The new Keohane residence hall  on West Campus is likely to become Duke's 23rd LEED certified building, adding to the university's already impressive list of sustainable structures.

The building, which is the fourth side of Keohane Quad, would become the  latest building recognized by the U.S. Green Building for green building design, construction, operations and maintenance solutions. The new building is expected to earn a silver LEED (Leadership in Energy and Environmental Design) rating, the second of four levels that range from "certified" to "platinum," the highest rating

"As part of our Climate Action Plan, it's important for Duke to make the commitment to green building not only to help reduce Duke's carbon emissions, but be a leader in sustainability," said Tavey Capps, Duke sustainability director. "The new Keohane building is just part of our continued efforts to make sustainability a campus-wide priority."

An application for LEED certification was submitted to the Green Building Council in December, with a response expected by April. A full list of Duke's LEED buildings is available online. Duke has a standard of all new buildings achieving a minimum of LEED certification.

Among the efforts to achieve the LEED silver rating, Duke  took steps that will offer a 35 percent reduction in water use over an "average" building its size by installing water efficient appliances, low-flow faucets and dual-flush toilets. The building, which opens this week, will also have a 12 percent reduction in energy use due to motion sensors that control lighting and air flow in rooms.
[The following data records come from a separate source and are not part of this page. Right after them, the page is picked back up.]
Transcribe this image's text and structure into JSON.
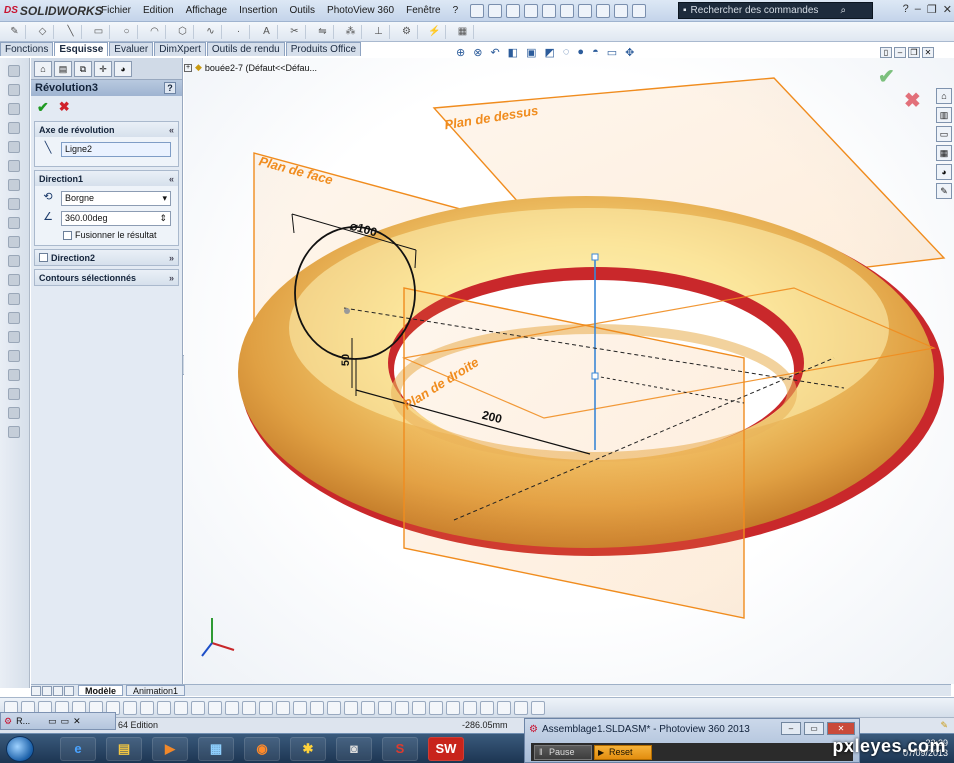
{
  "app": {
    "logo_prefix": "DS",
    "logo_name": "SOLIDWORKS"
  },
  "menu": [
    "Fichier",
    "Edition",
    "Affichage",
    "Insertion",
    "Outils",
    "PhotoView 360",
    "Fenêtre",
    "?"
  ],
  "search": {
    "placeholder": "Rechercher des commandes"
  },
  "tabs": [
    "Fonctions",
    "Esquisse",
    "Evaluer",
    "DimXpert",
    "Outils de rendu",
    "Produits Office"
  ],
  "active_tab": "Esquisse",
  "feature": {
    "title": "Révolution3",
    "help": "?",
    "axis_group": "Axe de révolution",
    "axis_value": "Ligne2",
    "direction1_group": "Direction1",
    "end_condition": "Borgne",
    "angle": "360.00deg",
    "merge_label": "Fusionner le résultat",
    "direction2_group": "Direction2",
    "contours_group": "Contours sélectionnés"
  },
  "viewport": {
    "tree_root": "bouée2-7  (Défaut<<Défau...",
    "plane_top": "Plan de dessus",
    "plane_front": "Plan de face",
    "plane_right": "Plan de droite",
    "dim_diameter": "⌀100",
    "dim_radius": "200",
    "dim_small": "50"
  },
  "model_tabs": [
    "Modèle",
    "Animation1"
  ],
  "status": {
    "edition": "64 Edition",
    "coord": "-286.05mm"
  },
  "mini_window": {
    "label": "R..."
  },
  "photoview": {
    "title": "Assemblage1.SLDASM* - Photoview 360 2013",
    "pause": "Pause",
    "reset": "Reset"
  },
  "clock": {
    "time": "22:39",
    "date": "07/09/2013"
  },
  "watermark": "pxleyes.com",
  "colors": {
    "plane": "#f08c1e",
    "torus_light": "#fff3a8",
    "torus_mid": "#f2c25a",
    "torus_dark": "#d48a2c",
    "edge_red": "#c8282a",
    "accent_blue": "#2c5c9b"
  }
}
The new Keohane wing is on Duke's central cooling system, which keeps temperatures between approximately 68 and 76 degrees.

Other sustainable aspects include:
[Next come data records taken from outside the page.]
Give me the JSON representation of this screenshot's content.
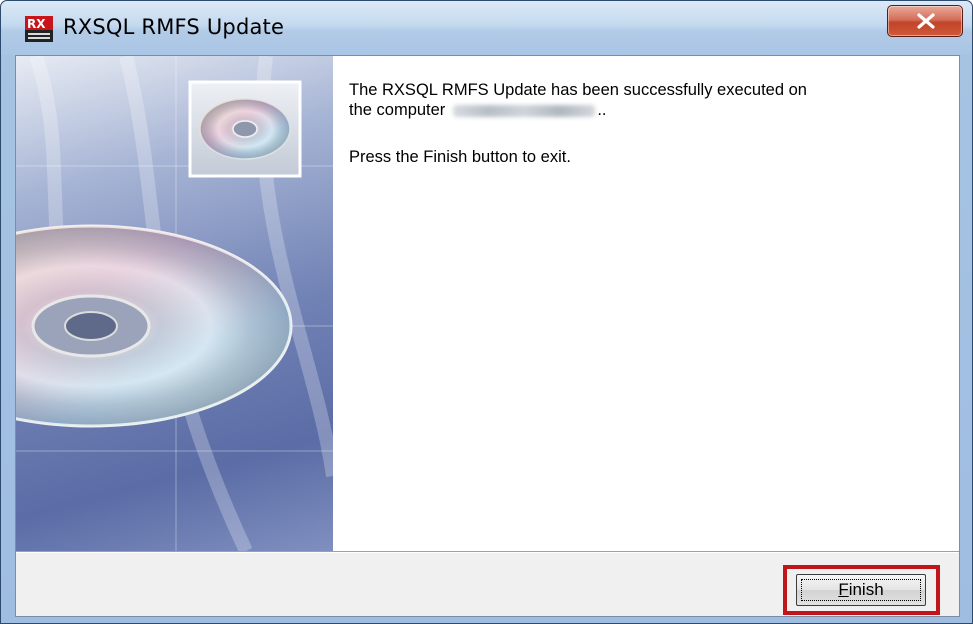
{
  "window": {
    "title": "RXSQL RMFS Update",
    "close_label": "x"
  },
  "message": {
    "line1": "The RXSQL RMFS Update has been successfully executed on",
    "line2_prefix": "the computer",
    "line2_suffix": "..",
    "instruction": "Press the Finish button to exit."
  },
  "buttons": {
    "finish_underlined": "F",
    "finish_rest": "inish"
  },
  "colors": {
    "highlight": "#c0161b",
    "close_red": "#c04429",
    "titlebar": "#b2cbe7"
  },
  "icons": {
    "app": "rx-app-icon",
    "banner_small": "cd-disc-icon",
    "banner_large": "cd-disc-icon",
    "close": "close-icon"
  }
}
  • A storage room for student bicycles.
  • Recycling bins in every room.
  • Increased air quality by using low or non-toxic sealants, paint and adhesives.
  • Recycling 75 percent of construction materials by saving or salvaging concrete through a local waste management program.
  • Using treated windows to reflect outside heat during warm months and insulate indoor heat during cold months.

"We built a lot of the window space with LEED in mind, but we also wanted to create spaces that were very bright and cheery to create a pleasant atmosphere in the building," said Ray Walker , the Facilities Management project manager for the Keohane construction. "We are confident we did a good job in regard to LEED. However, there's no one single feature that stands out as having more impact than others - It will be the sum of them all that achieves our target of a silver rating."